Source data
——

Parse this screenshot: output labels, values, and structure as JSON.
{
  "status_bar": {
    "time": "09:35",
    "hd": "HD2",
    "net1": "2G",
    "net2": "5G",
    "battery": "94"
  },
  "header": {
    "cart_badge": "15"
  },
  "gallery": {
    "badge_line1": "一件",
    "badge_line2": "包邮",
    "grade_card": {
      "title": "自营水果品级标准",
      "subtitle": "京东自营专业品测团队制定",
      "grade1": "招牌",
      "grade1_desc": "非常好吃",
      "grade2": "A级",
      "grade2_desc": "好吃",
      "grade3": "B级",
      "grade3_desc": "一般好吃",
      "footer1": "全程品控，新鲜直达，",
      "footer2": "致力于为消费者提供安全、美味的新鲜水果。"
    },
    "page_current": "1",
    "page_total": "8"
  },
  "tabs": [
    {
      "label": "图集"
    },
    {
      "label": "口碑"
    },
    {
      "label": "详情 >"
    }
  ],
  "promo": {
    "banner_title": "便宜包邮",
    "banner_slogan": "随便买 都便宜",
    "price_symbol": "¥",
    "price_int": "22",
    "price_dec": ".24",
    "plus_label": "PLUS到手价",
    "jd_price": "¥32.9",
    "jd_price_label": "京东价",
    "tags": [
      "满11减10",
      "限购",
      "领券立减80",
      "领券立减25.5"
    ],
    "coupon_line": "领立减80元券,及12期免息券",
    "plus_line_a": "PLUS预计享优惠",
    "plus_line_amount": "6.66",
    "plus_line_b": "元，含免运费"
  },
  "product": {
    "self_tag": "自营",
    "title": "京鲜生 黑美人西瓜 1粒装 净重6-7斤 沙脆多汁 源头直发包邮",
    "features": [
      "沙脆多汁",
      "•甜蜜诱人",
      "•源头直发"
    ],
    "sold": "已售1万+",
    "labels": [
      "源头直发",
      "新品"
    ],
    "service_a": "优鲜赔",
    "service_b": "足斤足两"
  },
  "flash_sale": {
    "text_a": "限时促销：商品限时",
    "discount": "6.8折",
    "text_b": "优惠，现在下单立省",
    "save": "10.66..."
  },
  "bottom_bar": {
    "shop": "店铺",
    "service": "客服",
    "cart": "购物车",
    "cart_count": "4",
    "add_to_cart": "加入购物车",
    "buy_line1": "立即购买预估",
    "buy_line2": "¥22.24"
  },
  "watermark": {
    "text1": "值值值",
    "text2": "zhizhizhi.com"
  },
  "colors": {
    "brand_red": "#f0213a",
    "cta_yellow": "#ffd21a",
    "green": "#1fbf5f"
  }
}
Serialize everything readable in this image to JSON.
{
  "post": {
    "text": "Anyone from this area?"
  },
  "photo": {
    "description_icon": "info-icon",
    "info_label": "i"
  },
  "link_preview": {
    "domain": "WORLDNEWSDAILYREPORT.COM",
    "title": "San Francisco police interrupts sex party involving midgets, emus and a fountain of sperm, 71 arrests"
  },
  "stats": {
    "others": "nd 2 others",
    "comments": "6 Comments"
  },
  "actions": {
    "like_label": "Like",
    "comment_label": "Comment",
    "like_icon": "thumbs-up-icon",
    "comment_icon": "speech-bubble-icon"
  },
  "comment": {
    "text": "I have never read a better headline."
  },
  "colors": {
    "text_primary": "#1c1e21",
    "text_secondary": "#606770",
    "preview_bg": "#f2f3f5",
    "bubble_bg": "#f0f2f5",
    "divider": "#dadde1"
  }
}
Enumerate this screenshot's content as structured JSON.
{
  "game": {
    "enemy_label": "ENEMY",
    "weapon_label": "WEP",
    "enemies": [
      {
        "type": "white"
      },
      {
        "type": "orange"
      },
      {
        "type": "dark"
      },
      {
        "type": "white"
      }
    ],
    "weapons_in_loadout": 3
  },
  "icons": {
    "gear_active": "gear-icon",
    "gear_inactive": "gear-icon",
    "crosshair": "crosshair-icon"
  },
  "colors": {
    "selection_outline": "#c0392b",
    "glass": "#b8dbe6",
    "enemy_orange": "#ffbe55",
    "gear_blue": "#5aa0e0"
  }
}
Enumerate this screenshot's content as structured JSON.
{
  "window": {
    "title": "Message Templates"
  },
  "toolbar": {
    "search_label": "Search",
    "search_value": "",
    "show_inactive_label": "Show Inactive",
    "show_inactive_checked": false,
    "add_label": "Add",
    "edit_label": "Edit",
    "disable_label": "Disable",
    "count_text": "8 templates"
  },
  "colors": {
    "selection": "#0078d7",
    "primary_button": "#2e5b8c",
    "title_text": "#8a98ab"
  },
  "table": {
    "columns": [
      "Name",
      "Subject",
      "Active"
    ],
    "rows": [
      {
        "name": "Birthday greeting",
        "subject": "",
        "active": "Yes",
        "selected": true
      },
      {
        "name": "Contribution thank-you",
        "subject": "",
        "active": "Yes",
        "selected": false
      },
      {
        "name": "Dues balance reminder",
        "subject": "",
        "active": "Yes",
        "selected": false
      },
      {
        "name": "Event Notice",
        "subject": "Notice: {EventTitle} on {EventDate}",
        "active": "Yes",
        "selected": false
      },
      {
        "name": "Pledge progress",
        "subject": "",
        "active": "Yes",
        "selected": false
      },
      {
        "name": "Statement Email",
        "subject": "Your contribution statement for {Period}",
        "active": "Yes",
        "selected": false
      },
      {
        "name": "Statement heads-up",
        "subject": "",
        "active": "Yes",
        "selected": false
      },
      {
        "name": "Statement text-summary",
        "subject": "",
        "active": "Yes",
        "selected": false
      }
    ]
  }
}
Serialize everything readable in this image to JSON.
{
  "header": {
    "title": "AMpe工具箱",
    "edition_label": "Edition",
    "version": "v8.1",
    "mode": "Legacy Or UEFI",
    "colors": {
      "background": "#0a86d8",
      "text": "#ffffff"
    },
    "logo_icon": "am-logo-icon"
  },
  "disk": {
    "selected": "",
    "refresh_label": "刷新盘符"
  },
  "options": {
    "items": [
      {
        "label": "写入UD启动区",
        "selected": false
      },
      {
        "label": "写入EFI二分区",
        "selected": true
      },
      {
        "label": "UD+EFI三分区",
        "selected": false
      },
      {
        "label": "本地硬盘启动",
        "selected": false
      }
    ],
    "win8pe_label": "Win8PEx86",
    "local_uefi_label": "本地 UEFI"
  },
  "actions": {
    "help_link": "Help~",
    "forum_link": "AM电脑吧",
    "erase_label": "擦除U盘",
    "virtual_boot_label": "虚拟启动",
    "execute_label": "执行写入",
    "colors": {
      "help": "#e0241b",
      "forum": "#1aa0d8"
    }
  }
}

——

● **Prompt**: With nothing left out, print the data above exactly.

● **Your response**:
Parse this screenshot: output labels, values, and structure as JSON.
{
  "status_bar": {
    "time": "09:35",
    "hd": "HD2",
    "net1": "2G",
    "net2": "5G",
    "battery": "94"
  },
  "header": {
    "cart_badge": "15"
  },
  "gallery": {
    "badge_line1": "一件",
    "badge_line2": "包邮",
    "grade_card": {
      "title": "自营水果品级标准",
      "subtitle": "京东自营专业品测团队制定",
      "grade1": "招牌",
      "grade1_desc": "非常好吃",
      "grade2": "A级",
      "grade2_desc": "好吃",
      "grade3": "B级",
      "grade3_desc": "一般好吃",
      "footer1": "全程品控，新鲜直达，",
      "footer2": "致力于为消费者提供安全、美味的新鲜水果。"
    },
    "page_current": "1",
    "page_total": "8"
  },
  "tabs": [
    {
      "label": "图集"
    },
    {
      "label": "口碑"
    },
    {
      "label": "详情 >"
    }
  ],
  "promo": {
    "banner_title": "便宜包邮",
    "banner_slogan": "随便买 都便宜",
    "price_symbol": "¥",
    "price_int": "22",
    "price_dec": ".24",
    "plus_label": "PLUS到手价",
    "jd_price": "¥32.9",
    "jd_price_label": "京东价",
    "tags": [
      "满11减10",
      "限购",
      "领券立减80",
      "领券立减25.5"
    ],
    "coupon_line": "领立减80元券,及12期免息券",
    "plus_line_a": "PLUS预计享优惠",
    "plus_line_amount": "6.66",
    "plus_line_b": "元，含免运费"
  },
  "product": {
    "self_tag": "自营",
    "title": "京鲜生 黑美人西瓜 1粒装 净重6-7斤 沙脆多汁 源头直发包邮",
    "features": [
      "沙脆多汁",
      "•甜蜜诱人",
      "•源头直发"
    ],
    "sold": "已售1万+",
    "labels": [
      "源头直发",
      "新品"
    ],
    "service_a": "优鲜赔",
    "service_b": "足斤足两"
  },
  "flash_sale": {
    "text_a": "限时促销：商品限时",
    "discount": "6.8折",
    "text_b": "优惠，现在下单立省",
    "save": "10.66..."
  },
  "bottom_bar": {
    "shop": "店铺",
    "service": "客服",
    "cart": "购物车",
    "cart_count": "4",
    "add_to_cart": "加入购物车",
    "buy_line1": "立即购买预估",
    "buy_line2": "¥22.24"
  },
  "watermark": {
    "text1": "值值值",
    "text2": "zhizhizhi.com"
  },
  "colors": {
    "brand_red": "#f0213a",
    "cta_yellow": "#ffd21a",
    "green": "#1fbf5f"
  }
}
Serialize everything readable in this image to JSON.
{
  "post": {
    "text": "Anyone from this area?"
  },
  "photo": {
    "description_icon": "info-icon",
    "info_label": "i"
  },
  "link_preview": {
    "domain": "WORLDNEWSDAILYREPORT.COM",
    "title": "San Francisco police interrupts sex party involving midgets, emus and a fountain of sperm, 71 arrests"
  },
  "stats": {
    "others": "nd 2 others",
    "comments": "6 Comments"
  },
  "actions": {
    "like_label": "Like",
    "comment_label": "Comment",
    "like_icon": "thumbs-up-icon",
    "comment_icon": "speech-bubble-icon"
  },
  "comment": {
    "text": "I have never read a better headline."
  },
  "colors": {
    "text_primary": "#1c1e21",
    "text_secondary": "#606770",
    "preview_bg": "#f2f3f5",
    "bubble_bg": "#f0f2f5",
    "divider": "#dadde1"
  }
}
Enumerate this screenshot's content as structured JSON.
{
  "game": {
    "enemy_label": "ENEMY",
    "weapon_label": "WEP",
    "enemies": [
      {
        "type": "white"
      },
      {
        "type": "orange"
      },
      {
        "type": "dark"
      },
      {
        "type": "white"
      }
    ],
    "weapons_in_loadout": 3
  },
  "icons": {
    "gear_active": "gear-icon",
    "gear_inactive": "gear-icon",
    "crosshair": "crosshair-icon"
  },
  "colors": {
    "selection_outline": "#c0392b",
    "glass": "#b8dbe6",
    "enemy_orange": "#ffbe55",
    "gear_blue": "#5aa0e0"
  }
}
Enumerate this screenshot's content as structured JSON.
{
  "window": {
    "title": "Message Templates"
  },
  "toolbar": {
    "search_label": "Search",
    "search_value": "",
    "show_inactive_label": "Show Inactive",
    "show_inactive_checked": false,
    "add_label": "Add",
    "edit_label": "Edit",
    "disable_label": "Disable",
    "count_text": "8 templates"
  },
  "colors": {
    "selection": "#0078d7",
    "primary_button": "#2e5b8c",
    "title_text": "#8a98ab"
  },
  "table": {
    "columns": [
      "Name",
      "Subject",
      "Active"
    ],
    "rows": [
      {
        "name": "Birthday greeting",
        "subject": "",
        "active": "Yes",
        "selected": true
      },
      {
        "name": "Contribution thank-you",
        "subject": "",
        "active": "Yes",
        "selected": false
      },
      {
        "name": "Dues balance reminder",
        "subject": "",
        "active": "Yes",
        "selected": false
      },
      {
        "name": "Event Notice",
        "subject": "Notice: {EventTitle} on {EventDate}",
        "active": "Yes",
        "selected": false
      },
      {
        "name": "Pledge progress",
        "subject": "",
        "active": "Yes",
        "selected": false
      },
      {
        "name": "Statement Email",
        "subject": "Your contribution statement for {Period}",
        "active": "Yes",
        "selected": false
      },
      {
        "name": "Statement heads-up",
        "subject": "",
        "active": "Yes",
        "selected": false
      },
      {
        "name": "Statement text-summary",
        "subject": "",
        "active": "Yes",
        "selected": false
      }
    ]
  }
}
Serialize everything readable in this image to JSON.
{
  "header": {
    "title": "AMpe工具箱",
    "edition_label": "Edition",
    "version": "v8.1",
    "mode": "Legacy Or UEFI",
    "colors": {
      "background": "#0a86d8",
      "text": "#ffffff"
    },
    "logo_icon": "am-logo-icon"
  },
  "disk": {
    "selected": "",
    "refresh_label": "刷新盘符"
  },
  "options": {
    "items": [
      {
        "label": "写入UD启动区",
        "selected": false
      },
      {
        "label": "写入EFI二分区",
        "selected": true
      },
      {
        "label": "UD+EFI三分区",
        "selected": false
      },
      {
        "label": "本地硬盘启动",
        "selected": false
      }
    ],
    "win8pe_label": "Win8PEx86",
    "local_uefi_label": "本地 UEFI"
  },
  "actions": {
    "help_link": "Help~",
    "forum_link": "AM电脑吧",
    "erase_label": "擦除U盘",
    "virtual_boot_label": "虚拟启动",
    "execute_label": "执行写入",
    "colors": {
      "help": "#e0241b",
      "forum": "#1aa0d8"
    }
  }
}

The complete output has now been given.